The issue of her citizenship generated a flurry of news stories, many of which touched upon the congresswoman's predilection for taking shots at European culture and policies during her presidential campaign. Among conservatives, news of her citizenship in a country that has embraced gay marriage and has a popular Social Democratic Party appeared to go against the Tea Party platform that launched her into the national spotlight.
In a statement released Thursday, Bachmann seemed acutely aware that some might question her patriotism as a result of her Swiss connection.

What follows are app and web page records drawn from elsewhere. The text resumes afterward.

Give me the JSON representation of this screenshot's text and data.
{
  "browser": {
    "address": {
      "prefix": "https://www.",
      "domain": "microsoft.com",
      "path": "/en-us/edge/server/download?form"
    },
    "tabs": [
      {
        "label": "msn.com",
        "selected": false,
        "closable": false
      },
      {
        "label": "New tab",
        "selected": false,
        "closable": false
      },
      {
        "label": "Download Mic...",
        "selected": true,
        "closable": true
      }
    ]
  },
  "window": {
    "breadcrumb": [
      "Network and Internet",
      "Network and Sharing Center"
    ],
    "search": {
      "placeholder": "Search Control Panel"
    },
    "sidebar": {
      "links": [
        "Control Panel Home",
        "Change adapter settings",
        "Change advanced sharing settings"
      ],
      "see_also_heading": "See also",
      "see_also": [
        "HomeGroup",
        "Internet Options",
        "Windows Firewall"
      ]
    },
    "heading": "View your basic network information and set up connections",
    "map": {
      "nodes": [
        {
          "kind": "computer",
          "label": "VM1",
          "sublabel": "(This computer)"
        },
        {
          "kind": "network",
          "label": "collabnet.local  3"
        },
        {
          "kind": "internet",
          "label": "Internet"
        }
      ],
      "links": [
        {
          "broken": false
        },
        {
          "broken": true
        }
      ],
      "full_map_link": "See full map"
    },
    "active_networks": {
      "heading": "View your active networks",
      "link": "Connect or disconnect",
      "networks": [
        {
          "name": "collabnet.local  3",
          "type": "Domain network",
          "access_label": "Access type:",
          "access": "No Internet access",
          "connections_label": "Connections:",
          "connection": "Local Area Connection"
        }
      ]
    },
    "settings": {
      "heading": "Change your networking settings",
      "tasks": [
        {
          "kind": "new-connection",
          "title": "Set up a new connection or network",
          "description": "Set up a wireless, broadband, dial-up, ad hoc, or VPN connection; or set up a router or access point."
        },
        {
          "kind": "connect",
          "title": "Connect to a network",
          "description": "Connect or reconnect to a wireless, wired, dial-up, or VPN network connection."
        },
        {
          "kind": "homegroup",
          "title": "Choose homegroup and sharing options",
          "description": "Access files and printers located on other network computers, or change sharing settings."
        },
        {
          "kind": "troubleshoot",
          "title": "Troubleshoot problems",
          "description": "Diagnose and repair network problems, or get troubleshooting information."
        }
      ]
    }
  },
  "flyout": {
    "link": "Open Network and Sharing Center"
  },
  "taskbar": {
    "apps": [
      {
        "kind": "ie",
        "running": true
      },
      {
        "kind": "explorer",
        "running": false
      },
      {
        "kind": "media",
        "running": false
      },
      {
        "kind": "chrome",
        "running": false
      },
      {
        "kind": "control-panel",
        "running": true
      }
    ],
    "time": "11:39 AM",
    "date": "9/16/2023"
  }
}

Today I sent a letter to the Swiss Consulate requesting withdrawal of my dual Swiss citizenship, which was conferred upon me by operation of Swiss law when I married my husband in 1978, reads the statement. I took this action because I want to make it perfectly clear: I was born in America and I am a proud American citizen. I am, and always have been, 100 percent committed to our United States Constitution and the United States of America.

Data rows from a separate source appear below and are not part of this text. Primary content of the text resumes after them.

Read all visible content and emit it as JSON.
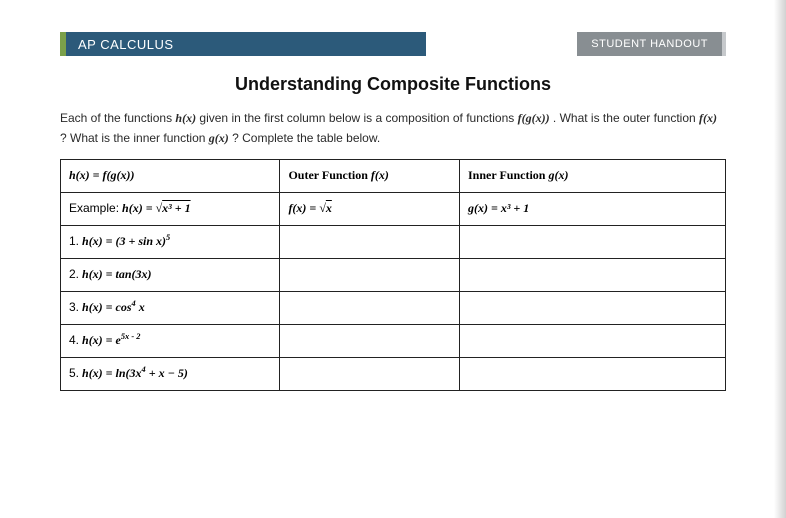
{
  "header": {
    "left": "AP CALCULUS",
    "right": "STUDENT HANDOUT"
  },
  "title": "Understanding Composite Functions",
  "intro": {
    "p1a": "Each of the functions ",
    "hx": "h(x)",
    "p1b": " given in the first column below is a composition of functions ",
    "fgx": "f(g(x))",
    "p1c": ".  What is the outer function ",
    "fx": "f(x)",
    "p1d": " ? What is the inner function ",
    "gx": "g(x)",
    "p1e": " ? Complete the table below."
  },
  "table": {
    "head": {
      "c1a": "h(x) = f(g(x))",
      "c2a": "Outer Function ",
      "c2b": "f(x)",
      "c3a": "Inner Function ",
      "c3b": "g(x)"
    },
    "rows": [
      {
        "num": "Example:",
        "lhs": "h(x) = ",
        "expr_html": "&radic;<span style='text-decoration:overline'>x&sup3; + 1</span>",
        "outer_lhs": "f(x) = ",
        "outer_html": "&radic;<span style='text-decoration:overline'>x</span>",
        "inner_lhs": "g(x) = ",
        "inner_html": "x&sup3; + 1"
      },
      {
        "num": "1.",
        "lhs": "h(x) = ",
        "expr_html": "(3 + sin x)<sup>5</sup>",
        "outer_lhs": "",
        "outer_html": "",
        "inner_lhs": "",
        "inner_html": ""
      },
      {
        "num": "2.",
        "lhs": "h(x) = ",
        "expr_html": "tan(3x)",
        "outer_lhs": "",
        "outer_html": "",
        "inner_lhs": "",
        "inner_html": ""
      },
      {
        "num": "3.",
        "lhs": "h(x) = ",
        "expr_html": "cos<sup>4</sup> x",
        "outer_lhs": "",
        "outer_html": "",
        "inner_lhs": "",
        "inner_html": ""
      },
      {
        "num": "4.",
        "lhs": "h(x) = ",
        "expr_html": "e<sup>5x - 2</sup>",
        "outer_lhs": "",
        "outer_html": "",
        "inner_lhs": "",
        "inner_html": ""
      },
      {
        "num": "5.",
        "lhs": "h(x) = ",
        "expr_html": "ln(3x<sup>4</sup> + x &minus; 5)",
        "outer_lhs": "",
        "outer_html": "",
        "inner_lhs": "",
        "inner_html": ""
      }
    ]
  }
}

In a previous statement, Bachmann spokeswoman Beck Rogeness said the Minnesota representative -- who is up for re-election this November -- initially accepted Swiss citizenship at the behest of her children, who wanted to exercise their eligibility for dual citizenship. In an interview with Swiss TV on Tuesday, Bachmann said her family has often vacationed in Switzerland.